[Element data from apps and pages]
□ □ □ □
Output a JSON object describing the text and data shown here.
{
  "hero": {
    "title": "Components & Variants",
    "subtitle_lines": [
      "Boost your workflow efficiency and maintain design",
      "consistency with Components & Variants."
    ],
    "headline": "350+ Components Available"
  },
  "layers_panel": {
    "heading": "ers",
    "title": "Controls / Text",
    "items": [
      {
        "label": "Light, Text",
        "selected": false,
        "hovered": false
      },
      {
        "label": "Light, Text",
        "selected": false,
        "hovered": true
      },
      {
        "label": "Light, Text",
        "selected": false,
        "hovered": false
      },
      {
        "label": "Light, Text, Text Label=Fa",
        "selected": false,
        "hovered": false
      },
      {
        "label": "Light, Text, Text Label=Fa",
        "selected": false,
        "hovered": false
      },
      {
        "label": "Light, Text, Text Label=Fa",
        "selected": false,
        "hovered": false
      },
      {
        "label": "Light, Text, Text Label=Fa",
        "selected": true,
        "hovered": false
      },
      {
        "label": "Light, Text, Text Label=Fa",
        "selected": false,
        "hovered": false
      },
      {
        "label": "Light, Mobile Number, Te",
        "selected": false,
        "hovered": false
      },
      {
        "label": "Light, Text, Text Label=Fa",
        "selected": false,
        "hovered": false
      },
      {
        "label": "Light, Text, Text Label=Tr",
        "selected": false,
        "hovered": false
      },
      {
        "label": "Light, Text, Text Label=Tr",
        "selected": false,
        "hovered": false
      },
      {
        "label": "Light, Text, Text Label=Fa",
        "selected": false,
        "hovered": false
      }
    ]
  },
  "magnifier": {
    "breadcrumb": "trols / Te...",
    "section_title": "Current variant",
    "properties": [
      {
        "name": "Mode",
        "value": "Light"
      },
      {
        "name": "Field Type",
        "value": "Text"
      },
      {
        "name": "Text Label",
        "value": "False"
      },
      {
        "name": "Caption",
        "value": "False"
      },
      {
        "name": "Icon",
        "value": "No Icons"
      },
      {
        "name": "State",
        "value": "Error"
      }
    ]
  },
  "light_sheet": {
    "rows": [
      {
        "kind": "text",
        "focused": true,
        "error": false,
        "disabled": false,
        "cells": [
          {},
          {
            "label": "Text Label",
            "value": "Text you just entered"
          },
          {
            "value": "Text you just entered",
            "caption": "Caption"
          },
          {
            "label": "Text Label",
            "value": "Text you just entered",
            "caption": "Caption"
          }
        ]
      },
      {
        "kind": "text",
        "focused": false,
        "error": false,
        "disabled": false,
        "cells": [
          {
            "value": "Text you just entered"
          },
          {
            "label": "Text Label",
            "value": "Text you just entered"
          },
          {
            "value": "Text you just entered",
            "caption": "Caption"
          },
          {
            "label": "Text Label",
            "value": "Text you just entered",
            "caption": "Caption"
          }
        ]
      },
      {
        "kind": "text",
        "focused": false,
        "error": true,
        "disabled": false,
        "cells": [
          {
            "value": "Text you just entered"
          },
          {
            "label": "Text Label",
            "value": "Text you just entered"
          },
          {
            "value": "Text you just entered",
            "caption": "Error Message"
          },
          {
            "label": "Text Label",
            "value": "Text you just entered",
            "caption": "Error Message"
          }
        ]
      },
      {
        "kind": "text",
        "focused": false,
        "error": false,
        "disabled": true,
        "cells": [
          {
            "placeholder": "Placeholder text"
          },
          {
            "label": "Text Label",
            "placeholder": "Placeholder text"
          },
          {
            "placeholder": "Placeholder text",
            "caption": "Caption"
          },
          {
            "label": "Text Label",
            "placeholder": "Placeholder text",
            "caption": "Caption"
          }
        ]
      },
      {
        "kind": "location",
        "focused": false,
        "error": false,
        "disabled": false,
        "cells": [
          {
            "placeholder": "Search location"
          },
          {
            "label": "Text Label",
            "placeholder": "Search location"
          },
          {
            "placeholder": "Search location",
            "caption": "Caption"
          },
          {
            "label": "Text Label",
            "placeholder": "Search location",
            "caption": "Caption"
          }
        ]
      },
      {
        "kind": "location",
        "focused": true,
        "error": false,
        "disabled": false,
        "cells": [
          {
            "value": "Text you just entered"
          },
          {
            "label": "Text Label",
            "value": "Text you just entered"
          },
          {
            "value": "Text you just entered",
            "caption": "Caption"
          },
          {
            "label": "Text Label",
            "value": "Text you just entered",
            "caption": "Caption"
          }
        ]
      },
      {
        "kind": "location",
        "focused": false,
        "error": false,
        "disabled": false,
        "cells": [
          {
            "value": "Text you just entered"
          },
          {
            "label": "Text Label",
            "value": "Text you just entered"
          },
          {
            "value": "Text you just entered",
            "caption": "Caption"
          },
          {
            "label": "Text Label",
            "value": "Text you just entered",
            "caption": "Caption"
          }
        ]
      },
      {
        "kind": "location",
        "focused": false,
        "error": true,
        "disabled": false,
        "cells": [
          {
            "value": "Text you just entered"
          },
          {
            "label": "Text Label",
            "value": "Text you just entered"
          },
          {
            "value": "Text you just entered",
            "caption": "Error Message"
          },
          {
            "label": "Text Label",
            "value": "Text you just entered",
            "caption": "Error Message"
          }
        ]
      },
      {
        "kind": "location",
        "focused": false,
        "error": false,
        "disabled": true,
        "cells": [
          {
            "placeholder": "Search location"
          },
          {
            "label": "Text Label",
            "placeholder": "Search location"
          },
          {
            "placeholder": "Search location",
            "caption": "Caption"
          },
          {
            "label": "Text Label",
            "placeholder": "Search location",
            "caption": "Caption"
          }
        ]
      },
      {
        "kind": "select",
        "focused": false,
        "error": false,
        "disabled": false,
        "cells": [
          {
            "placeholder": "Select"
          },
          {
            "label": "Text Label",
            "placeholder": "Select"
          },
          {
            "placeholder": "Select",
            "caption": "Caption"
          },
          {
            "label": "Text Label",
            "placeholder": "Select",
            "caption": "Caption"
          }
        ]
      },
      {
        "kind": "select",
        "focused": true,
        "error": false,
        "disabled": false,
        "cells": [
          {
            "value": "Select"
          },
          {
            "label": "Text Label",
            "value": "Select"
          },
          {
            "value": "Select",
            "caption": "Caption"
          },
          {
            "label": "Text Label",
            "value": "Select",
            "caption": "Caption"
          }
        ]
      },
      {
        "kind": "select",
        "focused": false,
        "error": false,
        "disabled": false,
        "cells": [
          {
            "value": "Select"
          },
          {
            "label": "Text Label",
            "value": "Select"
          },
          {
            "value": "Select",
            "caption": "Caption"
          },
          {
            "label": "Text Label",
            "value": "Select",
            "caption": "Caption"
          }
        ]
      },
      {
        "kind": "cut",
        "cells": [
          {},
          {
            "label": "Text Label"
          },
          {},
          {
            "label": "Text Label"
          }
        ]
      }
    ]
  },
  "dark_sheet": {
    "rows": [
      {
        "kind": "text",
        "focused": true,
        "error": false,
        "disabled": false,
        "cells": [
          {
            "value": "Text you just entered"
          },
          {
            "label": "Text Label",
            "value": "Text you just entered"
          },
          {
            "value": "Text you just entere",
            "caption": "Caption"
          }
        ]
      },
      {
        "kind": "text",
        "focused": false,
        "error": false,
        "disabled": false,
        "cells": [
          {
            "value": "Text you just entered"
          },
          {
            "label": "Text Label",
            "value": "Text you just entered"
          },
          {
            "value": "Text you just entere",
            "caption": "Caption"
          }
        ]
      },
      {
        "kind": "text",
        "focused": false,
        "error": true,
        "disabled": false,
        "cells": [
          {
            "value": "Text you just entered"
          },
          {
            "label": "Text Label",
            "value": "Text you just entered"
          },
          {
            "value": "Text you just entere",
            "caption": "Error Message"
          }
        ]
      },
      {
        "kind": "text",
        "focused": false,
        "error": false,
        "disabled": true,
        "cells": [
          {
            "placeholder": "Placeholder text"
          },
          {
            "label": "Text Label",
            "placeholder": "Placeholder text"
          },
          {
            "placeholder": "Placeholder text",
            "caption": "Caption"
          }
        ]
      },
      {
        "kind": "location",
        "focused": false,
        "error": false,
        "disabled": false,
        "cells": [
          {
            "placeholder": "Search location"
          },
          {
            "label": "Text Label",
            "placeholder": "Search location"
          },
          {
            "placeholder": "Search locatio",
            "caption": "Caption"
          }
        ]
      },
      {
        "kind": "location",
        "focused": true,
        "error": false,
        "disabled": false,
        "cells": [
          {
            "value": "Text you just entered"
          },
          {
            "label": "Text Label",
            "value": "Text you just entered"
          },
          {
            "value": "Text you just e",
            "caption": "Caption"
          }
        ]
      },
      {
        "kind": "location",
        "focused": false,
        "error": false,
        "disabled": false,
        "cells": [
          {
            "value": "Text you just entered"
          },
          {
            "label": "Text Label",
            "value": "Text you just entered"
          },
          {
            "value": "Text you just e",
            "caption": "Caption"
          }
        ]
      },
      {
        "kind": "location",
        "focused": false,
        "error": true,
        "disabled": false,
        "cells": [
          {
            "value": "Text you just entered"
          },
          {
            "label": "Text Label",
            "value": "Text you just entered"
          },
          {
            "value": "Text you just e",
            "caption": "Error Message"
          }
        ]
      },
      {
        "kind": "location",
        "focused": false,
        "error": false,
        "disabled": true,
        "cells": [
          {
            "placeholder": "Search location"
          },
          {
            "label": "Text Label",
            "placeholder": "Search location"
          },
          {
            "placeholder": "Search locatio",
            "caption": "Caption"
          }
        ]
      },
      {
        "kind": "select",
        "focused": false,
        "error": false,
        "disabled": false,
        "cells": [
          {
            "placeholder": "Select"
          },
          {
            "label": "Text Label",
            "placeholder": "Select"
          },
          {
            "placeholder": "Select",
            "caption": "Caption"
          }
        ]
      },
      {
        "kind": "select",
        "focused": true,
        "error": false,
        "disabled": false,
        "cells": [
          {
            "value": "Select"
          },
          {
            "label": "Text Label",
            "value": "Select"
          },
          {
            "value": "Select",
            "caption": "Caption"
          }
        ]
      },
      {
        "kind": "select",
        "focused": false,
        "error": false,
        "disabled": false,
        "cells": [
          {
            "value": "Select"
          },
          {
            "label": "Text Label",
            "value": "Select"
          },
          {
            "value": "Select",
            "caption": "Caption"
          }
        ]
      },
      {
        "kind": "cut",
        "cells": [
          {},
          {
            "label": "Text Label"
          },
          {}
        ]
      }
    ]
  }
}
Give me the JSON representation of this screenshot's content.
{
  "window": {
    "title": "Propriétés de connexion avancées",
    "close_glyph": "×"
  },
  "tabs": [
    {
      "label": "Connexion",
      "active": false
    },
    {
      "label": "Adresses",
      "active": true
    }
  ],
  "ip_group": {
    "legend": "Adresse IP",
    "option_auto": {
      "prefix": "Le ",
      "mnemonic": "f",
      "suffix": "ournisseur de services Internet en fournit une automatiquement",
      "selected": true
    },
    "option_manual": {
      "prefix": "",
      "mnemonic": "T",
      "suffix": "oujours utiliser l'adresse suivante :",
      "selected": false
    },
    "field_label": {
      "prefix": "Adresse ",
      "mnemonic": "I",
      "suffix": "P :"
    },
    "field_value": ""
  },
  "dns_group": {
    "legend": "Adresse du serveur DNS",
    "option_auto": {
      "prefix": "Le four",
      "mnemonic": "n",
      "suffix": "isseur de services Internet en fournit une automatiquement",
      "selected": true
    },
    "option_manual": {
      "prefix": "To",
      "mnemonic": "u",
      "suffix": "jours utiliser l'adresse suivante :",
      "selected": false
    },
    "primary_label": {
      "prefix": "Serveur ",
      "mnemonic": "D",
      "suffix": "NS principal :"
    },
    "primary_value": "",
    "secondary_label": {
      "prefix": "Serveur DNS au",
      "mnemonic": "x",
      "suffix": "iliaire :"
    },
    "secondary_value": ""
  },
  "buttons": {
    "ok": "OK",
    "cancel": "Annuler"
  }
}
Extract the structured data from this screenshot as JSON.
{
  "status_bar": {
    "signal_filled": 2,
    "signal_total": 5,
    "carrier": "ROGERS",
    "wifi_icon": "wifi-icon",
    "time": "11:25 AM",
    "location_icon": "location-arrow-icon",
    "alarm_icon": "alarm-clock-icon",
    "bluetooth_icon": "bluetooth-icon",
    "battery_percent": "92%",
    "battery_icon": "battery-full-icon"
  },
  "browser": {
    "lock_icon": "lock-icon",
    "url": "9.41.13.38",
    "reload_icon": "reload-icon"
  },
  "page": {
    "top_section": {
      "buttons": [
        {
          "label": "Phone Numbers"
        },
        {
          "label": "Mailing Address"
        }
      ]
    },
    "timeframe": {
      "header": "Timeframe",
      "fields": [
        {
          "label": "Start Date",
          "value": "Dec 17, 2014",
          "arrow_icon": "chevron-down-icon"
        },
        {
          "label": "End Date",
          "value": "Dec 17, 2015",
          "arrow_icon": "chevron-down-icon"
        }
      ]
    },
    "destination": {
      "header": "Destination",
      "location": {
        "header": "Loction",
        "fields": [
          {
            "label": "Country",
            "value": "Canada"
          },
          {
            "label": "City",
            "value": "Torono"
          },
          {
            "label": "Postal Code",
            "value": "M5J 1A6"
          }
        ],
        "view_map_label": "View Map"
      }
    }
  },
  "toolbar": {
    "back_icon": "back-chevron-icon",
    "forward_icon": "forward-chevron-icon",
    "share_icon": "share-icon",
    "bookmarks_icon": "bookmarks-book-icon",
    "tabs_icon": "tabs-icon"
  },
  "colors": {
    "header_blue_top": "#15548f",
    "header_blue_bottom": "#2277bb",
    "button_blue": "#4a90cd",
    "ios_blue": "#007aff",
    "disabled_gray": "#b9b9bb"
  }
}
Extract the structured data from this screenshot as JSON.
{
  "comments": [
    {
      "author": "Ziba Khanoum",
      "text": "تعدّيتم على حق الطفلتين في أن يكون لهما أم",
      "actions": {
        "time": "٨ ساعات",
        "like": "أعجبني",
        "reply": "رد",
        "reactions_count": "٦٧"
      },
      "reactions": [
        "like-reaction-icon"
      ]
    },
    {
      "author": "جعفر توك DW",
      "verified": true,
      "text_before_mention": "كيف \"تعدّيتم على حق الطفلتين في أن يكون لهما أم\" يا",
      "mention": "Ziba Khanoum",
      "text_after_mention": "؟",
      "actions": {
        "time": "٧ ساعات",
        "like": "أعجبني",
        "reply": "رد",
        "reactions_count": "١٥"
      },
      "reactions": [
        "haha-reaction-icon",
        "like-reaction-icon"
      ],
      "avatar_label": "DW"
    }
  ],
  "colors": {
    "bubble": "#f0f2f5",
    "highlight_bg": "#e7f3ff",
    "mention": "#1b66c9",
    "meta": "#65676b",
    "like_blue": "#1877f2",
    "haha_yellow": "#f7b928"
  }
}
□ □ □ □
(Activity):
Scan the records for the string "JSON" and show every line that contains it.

(Answer section):
Output a JSON object describing the text and data shown here.
Give me the JSON representation of this screenshot's content.
Extract the structured data from this screenshot as JSON.
Extract the structured data from this screenshot as JSON.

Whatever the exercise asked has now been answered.